WHAT IS BEING ASKED — Which lines of the records below contain the word "icon"? Copy each of them out.

- Opening Delimiter -

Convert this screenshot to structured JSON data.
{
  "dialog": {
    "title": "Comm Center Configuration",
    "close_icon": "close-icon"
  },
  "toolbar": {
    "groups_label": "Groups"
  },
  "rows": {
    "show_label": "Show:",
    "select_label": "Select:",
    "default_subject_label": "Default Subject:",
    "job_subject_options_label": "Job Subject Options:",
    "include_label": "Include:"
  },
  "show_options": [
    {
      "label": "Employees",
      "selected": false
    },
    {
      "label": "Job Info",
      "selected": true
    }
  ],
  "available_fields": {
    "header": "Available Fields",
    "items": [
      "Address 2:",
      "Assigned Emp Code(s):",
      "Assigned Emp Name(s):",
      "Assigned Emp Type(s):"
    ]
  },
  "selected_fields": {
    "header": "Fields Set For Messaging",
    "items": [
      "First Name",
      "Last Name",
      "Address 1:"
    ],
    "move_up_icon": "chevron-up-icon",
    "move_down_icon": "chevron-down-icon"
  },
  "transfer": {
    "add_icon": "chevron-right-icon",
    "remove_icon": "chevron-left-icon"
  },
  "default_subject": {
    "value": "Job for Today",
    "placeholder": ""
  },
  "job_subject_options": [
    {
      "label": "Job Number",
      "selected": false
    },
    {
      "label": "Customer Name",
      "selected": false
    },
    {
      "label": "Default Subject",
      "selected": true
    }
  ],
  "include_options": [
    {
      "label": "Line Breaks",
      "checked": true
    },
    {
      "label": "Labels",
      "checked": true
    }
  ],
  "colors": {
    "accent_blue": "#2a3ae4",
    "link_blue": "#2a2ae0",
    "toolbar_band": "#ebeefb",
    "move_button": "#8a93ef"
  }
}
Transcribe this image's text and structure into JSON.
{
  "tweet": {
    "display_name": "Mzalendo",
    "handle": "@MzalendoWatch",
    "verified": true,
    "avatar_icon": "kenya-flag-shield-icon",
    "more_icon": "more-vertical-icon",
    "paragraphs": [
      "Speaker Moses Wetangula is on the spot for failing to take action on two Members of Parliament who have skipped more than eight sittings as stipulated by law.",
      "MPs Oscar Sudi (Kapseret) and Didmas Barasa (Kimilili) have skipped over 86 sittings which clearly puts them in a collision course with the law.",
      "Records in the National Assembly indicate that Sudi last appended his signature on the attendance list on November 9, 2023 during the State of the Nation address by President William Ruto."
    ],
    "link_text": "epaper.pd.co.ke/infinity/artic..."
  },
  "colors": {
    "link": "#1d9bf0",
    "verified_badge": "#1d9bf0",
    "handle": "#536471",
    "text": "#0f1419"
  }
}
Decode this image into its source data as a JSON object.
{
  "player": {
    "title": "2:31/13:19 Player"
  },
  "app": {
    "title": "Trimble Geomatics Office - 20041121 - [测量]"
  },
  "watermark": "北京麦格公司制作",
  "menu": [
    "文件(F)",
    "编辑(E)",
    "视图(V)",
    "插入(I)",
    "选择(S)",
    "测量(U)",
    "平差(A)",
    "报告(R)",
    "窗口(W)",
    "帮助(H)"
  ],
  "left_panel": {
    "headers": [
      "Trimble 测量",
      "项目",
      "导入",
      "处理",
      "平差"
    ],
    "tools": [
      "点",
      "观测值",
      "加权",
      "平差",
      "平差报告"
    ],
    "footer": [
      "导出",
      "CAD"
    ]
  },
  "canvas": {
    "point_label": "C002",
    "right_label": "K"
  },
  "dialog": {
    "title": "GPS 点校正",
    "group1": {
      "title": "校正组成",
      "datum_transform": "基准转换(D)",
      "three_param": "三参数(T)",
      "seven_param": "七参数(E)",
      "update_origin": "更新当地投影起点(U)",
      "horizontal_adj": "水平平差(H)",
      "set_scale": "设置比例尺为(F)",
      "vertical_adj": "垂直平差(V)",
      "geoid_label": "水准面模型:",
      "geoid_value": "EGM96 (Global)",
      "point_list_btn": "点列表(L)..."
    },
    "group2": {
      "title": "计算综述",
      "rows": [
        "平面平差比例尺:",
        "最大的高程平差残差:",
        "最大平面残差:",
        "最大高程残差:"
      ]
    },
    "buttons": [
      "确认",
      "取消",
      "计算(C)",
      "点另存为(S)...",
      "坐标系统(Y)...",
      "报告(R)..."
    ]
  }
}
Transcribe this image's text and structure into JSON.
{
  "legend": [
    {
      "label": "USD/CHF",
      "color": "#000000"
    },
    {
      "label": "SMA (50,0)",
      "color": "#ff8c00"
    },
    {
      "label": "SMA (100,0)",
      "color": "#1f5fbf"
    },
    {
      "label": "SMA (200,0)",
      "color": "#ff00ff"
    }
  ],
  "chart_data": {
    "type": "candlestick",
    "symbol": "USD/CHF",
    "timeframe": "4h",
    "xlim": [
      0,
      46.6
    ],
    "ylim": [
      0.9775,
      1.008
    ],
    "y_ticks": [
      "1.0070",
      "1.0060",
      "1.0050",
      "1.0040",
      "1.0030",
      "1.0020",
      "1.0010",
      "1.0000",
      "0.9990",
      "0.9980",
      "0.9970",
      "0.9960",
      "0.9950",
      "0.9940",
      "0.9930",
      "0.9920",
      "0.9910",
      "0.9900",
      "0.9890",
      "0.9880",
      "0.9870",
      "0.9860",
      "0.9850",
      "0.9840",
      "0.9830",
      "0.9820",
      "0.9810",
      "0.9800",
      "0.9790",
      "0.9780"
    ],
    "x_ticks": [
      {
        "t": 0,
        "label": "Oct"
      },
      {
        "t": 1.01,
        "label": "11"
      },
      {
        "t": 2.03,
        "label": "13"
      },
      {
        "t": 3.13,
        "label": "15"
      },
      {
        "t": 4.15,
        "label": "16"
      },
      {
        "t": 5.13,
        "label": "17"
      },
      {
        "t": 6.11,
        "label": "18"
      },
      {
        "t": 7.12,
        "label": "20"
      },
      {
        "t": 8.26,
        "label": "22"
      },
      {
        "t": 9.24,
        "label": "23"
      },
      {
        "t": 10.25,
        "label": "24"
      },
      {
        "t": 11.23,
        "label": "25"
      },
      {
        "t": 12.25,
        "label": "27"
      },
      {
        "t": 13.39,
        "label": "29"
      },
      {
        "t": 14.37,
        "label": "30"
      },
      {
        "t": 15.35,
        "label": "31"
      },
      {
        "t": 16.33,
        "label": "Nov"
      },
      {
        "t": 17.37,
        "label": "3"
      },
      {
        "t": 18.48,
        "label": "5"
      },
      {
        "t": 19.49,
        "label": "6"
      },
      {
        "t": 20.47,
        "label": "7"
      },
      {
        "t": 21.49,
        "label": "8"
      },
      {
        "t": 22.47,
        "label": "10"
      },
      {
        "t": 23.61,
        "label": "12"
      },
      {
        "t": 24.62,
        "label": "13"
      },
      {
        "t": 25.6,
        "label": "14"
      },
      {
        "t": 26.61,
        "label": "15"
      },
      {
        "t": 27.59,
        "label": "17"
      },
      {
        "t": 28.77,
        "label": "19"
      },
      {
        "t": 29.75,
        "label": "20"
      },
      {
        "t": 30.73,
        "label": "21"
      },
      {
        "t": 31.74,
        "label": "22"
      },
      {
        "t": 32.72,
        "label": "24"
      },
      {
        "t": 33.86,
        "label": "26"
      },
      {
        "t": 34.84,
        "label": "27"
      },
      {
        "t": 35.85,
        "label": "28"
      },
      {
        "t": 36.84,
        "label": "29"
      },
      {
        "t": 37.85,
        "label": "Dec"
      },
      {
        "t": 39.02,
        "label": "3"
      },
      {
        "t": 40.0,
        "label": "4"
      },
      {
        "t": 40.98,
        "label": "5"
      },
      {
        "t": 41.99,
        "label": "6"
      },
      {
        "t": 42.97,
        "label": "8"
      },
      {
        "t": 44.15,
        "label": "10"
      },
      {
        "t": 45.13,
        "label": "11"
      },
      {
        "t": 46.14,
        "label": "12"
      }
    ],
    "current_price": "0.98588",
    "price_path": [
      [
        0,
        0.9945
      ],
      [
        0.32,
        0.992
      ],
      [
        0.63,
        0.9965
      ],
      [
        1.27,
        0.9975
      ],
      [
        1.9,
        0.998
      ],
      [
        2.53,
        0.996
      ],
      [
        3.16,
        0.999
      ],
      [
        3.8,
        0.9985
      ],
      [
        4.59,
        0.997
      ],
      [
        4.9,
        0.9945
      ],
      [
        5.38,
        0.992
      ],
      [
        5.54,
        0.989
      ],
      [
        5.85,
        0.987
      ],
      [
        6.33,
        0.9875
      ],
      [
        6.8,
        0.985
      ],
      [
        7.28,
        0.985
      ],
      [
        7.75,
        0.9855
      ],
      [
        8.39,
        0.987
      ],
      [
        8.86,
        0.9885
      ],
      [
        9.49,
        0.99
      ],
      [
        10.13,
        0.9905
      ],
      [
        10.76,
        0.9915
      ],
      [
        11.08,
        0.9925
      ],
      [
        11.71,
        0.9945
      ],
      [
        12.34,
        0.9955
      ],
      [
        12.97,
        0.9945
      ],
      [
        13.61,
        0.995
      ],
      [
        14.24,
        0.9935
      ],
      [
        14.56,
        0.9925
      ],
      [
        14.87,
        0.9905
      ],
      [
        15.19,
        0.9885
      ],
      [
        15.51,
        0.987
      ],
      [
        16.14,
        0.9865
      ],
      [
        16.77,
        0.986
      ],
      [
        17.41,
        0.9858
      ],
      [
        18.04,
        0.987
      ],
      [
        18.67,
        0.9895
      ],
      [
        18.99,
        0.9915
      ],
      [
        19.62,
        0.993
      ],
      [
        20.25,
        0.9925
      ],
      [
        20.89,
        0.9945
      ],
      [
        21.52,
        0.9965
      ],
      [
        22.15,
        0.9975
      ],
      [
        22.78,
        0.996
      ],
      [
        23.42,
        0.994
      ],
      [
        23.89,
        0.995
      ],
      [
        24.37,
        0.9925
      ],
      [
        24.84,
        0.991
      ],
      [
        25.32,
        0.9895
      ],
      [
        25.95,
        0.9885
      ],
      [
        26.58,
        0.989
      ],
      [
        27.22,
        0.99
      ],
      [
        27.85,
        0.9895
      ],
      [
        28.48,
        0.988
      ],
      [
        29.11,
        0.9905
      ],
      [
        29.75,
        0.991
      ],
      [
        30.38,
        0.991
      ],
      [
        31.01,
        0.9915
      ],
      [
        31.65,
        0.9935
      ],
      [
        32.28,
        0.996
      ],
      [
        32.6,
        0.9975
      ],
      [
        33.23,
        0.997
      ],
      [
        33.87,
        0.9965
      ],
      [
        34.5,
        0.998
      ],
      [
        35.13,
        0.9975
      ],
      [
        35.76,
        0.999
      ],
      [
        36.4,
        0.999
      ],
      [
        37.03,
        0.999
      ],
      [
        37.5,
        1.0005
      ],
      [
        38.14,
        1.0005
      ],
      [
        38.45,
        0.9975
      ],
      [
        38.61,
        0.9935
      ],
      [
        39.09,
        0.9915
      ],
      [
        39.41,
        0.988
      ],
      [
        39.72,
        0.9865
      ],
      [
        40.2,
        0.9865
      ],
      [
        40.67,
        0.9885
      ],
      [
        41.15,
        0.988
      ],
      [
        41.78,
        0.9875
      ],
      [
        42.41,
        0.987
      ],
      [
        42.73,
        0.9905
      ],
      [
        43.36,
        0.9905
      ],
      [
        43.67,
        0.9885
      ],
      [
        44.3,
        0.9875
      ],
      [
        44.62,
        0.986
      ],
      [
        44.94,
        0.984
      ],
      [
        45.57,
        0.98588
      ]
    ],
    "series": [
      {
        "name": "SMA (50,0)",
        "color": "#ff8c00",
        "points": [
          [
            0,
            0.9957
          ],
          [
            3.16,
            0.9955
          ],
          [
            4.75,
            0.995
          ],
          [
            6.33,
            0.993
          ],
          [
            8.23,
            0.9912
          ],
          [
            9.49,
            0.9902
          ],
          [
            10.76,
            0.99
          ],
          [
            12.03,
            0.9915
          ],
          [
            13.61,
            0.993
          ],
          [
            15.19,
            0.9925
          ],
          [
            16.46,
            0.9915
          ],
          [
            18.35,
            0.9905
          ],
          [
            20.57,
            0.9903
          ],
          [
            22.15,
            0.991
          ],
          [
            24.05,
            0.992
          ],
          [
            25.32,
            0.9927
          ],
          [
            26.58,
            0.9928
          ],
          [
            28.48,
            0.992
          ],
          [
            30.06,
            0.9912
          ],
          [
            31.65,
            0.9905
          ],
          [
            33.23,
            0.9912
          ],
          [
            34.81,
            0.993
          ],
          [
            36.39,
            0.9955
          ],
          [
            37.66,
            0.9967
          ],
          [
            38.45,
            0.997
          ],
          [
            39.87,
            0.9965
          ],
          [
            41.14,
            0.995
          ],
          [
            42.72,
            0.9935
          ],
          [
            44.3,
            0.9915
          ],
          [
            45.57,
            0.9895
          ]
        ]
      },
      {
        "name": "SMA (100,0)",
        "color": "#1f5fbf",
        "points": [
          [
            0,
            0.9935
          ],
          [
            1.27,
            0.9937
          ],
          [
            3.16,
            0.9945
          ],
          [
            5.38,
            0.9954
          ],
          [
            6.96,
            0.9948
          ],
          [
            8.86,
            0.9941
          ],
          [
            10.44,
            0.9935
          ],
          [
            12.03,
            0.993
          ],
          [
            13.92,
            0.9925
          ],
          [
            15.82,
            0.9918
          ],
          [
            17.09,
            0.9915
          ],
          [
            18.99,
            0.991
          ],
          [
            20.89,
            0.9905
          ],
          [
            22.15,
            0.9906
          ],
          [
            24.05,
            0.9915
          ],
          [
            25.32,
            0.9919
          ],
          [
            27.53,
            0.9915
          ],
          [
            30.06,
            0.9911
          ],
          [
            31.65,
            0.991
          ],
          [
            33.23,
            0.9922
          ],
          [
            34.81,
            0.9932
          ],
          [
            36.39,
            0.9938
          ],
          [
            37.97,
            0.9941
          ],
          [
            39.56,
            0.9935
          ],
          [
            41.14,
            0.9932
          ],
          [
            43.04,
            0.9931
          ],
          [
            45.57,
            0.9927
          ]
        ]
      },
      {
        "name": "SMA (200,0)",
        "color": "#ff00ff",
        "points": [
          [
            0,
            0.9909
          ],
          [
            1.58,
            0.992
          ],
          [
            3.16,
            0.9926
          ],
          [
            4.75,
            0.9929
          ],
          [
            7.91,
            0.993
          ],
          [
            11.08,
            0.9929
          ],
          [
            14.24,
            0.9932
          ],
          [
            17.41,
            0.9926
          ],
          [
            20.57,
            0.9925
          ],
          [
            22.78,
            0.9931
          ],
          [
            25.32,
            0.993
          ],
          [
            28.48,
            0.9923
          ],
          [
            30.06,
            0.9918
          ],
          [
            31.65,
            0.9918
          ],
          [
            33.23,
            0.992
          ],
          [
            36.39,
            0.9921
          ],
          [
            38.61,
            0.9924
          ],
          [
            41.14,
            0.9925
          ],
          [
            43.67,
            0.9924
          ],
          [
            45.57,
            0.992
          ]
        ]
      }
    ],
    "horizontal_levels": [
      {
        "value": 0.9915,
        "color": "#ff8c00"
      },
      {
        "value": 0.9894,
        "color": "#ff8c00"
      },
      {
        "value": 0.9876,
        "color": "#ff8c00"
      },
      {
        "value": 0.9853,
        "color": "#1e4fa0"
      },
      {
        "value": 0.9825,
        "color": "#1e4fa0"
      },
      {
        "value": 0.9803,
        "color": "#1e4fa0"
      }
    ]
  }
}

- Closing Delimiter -

ANSWER TO THIS EXERCISE —
    "close_icon": "close-icon"
    "move_up_icon": "chevron-up-icon",
    "move_down_icon": "chevron-down-icon"
    "add_icon": "chevron-right-icon",
    "remove_icon": "chevron-left-icon"
    "avatar_icon": "kenya-flag-shield-icon",
    "more_icon": "more-vertical-icon",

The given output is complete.